§ **TASK DIRECTIONS**
An exact copy of all the records is the expected answer.

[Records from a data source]
[Start of section]

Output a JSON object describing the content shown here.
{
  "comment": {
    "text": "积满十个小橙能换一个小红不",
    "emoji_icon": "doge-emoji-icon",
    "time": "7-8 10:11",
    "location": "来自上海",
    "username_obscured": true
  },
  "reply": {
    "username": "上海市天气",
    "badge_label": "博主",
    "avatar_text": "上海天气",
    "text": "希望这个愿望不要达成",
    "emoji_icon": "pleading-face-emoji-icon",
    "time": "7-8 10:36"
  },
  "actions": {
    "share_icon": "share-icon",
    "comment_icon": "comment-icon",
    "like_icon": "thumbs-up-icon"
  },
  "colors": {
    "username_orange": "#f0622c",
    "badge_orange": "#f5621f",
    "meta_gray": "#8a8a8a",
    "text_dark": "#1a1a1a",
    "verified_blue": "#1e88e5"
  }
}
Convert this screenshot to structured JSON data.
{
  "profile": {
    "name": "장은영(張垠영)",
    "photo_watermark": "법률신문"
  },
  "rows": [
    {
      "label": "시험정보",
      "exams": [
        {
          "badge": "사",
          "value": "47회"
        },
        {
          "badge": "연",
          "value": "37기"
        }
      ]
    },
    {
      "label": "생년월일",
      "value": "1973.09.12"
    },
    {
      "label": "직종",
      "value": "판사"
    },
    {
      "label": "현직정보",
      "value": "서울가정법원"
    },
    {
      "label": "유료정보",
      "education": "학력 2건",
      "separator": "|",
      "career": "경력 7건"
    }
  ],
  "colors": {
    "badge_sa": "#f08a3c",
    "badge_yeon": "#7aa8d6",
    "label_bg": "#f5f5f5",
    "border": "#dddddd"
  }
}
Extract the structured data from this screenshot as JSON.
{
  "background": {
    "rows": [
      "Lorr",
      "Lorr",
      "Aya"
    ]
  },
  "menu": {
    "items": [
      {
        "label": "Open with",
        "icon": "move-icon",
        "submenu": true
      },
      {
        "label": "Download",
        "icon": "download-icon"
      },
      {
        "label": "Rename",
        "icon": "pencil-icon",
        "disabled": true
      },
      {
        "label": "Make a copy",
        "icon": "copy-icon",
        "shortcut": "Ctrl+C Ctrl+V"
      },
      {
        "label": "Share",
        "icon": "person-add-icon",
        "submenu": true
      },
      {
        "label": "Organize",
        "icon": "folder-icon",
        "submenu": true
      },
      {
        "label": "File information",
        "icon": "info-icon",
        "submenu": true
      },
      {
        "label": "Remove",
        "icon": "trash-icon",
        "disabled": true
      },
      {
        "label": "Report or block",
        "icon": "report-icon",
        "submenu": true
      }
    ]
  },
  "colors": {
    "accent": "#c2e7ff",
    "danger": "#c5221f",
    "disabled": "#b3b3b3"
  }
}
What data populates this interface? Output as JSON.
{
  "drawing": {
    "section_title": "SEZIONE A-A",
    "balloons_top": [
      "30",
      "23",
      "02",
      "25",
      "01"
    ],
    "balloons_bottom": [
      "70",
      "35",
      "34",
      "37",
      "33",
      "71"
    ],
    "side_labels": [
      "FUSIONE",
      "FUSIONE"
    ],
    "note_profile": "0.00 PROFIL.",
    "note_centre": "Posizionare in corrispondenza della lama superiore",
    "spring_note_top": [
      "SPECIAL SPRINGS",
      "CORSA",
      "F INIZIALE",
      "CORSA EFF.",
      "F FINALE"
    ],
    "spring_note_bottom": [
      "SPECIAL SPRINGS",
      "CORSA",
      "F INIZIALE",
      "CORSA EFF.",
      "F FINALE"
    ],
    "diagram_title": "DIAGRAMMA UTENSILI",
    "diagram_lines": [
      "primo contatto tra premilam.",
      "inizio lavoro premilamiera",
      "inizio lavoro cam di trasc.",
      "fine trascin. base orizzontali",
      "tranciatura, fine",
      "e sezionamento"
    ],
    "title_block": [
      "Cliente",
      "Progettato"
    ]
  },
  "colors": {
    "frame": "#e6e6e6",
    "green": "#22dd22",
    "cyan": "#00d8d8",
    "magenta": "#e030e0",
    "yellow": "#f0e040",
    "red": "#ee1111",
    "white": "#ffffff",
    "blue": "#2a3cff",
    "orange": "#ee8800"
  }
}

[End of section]

§ **OUTPUT FOR THIS TASK**
Output a JSON object describing the content shown here.
{
  "comment": {
    "text": "积满十个小橙能换一个小红不",
    "emoji_icon": "doge-emoji-icon",
    "time": "7-8 10:11",
    "location": "来自上海",
    "username_obscured": true
  },
  "reply": {
    "username": "上海市天气",
    "badge_label": "博主",
    "avatar_text": "上海天气",
    "text": "希望这个愿望不要达成",
    "emoji_icon": "pleading-face-emoji-icon",
    "time": "7-8 10:36"
  },
  "actions": {
    "share_icon": "share-icon",
    "comment_icon": "comment-icon",
    "like_icon": "thumbs-up-icon"
  },
  "colors": {
    "username_orange": "#f0622c",
    "badge_orange": "#f5621f",
    "meta_gray": "#8a8a8a",
    "text_dark": "#1a1a1a",
    "verified_blue": "#1e88e5"
  }
}
Convert this screenshot to structured JSON data.
{
  "profile": {
    "name": "장은영(張垠영)",
    "photo_watermark": "법률신문"
  },
  "rows": [
    {
      "label": "시험정보",
      "exams": [
        {
          "badge": "사",
          "value": "47회"
        },
        {
          "badge": "연",
          "value": "37기"
        }
      ]
    },
    {
      "label": "생년월일",
      "value": "1973.09.12"
    },
    {
      "label": "직종",
      "value": "판사"
    },
    {
      "label": "현직정보",
      "value": "서울가정법원"
    },
    {
      "label": "유료정보",
      "education": "학력 2건",
      "separator": "|",
      "career": "경력 7건"
    }
  ],
  "colors": {
    "badge_sa": "#f08a3c",
    "badge_yeon": "#7aa8d6",
    "label_bg": "#f5f5f5",
    "border": "#dddddd"
  }
}
Extract the structured data from this screenshot as JSON.
{
  "background": {
    "rows": [
      "Lorr",
      "Lorr",
      "Aya"
    ]
  },
  "menu": {
    "items": [
      {
        "label": "Open with",
        "icon": "move-icon",
        "submenu": true
      },
      {
        "label": "Download",
        "icon": "download-icon"
      },
      {
        "label": "Rename",
        "icon": "pencil-icon",
        "disabled": true
      },
      {
        "label": "Make a copy",
        "icon": "copy-icon",
        "shortcut": "Ctrl+C Ctrl+V"
      },
      {
        "label": "Share",
        "icon": "person-add-icon",
        "submenu": true
      },
      {
        "label": "Organize",
        "icon": "folder-icon",
        "submenu": true
      },
      {
        "label": "File information",
        "icon": "info-icon",
        "submenu": true
      },
      {
        "label": "Remove",
        "icon": "trash-icon",
        "disabled": true
      },
      {
        "label": "Report or block",
        "icon": "report-icon",
        "submenu": true
      }
    ]
  },
  "colors": {
    "accent": "#c2e7ff",
    "danger": "#c5221f",
    "disabled": "#b3b3b3"
  }
}
What data populates this interface? Output as JSON.
{
  "drawing": {
    "section_title": "SEZIONE A-A",
    "balloons_top": [
      "30",
      "23",
      "02",
      "25",
      "01"
    ],
    "balloons_bottom": [
      "70",
      "35",
      "34",
      "37",
      "33",
      "71"
    ],
    "side_labels": [
      "FUSIONE",
      "FUSIONE"
    ],
    "note_profile": "0.00 PROFIL.",
    "note_centre": "Posizionare in corrispondenza della lama superiore",
    "spring_note_top": [
      "SPECIAL SPRINGS",
      "CORSA",
      "F INIZIALE",
      "CORSA EFF.",
      "F FINALE"
    ],
    "spring_note_bottom": [
      "SPECIAL SPRINGS",
      "CORSA",
      "F INIZIALE",
      "CORSA EFF.",
      "F FINALE"
    ],
    "diagram_title": "DIAGRAMMA UTENSILI",
    "diagram_lines": [
      "primo contatto tra premilam.",
      "inizio lavoro premilamiera",
      "inizio lavoro cam di trasc.",
      "fine trascin. base orizzontali",
      "tranciatura, fine",
      "e sezionamento"
    ],
    "title_block": [
      "Cliente",
      "Progettato"
    ]
  },
  "colors": {
    "frame": "#e6e6e6",
    "green": "#22dd22",
    "cyan": "#00d8d8",
    "magenta": "#e030e0",
    "yellow": "#f0e040",
    "red": "#ee1111",
    "white": "#ffffff",
    "blue": "#2a3cff",
    "orange": "#ee8800"
  }
}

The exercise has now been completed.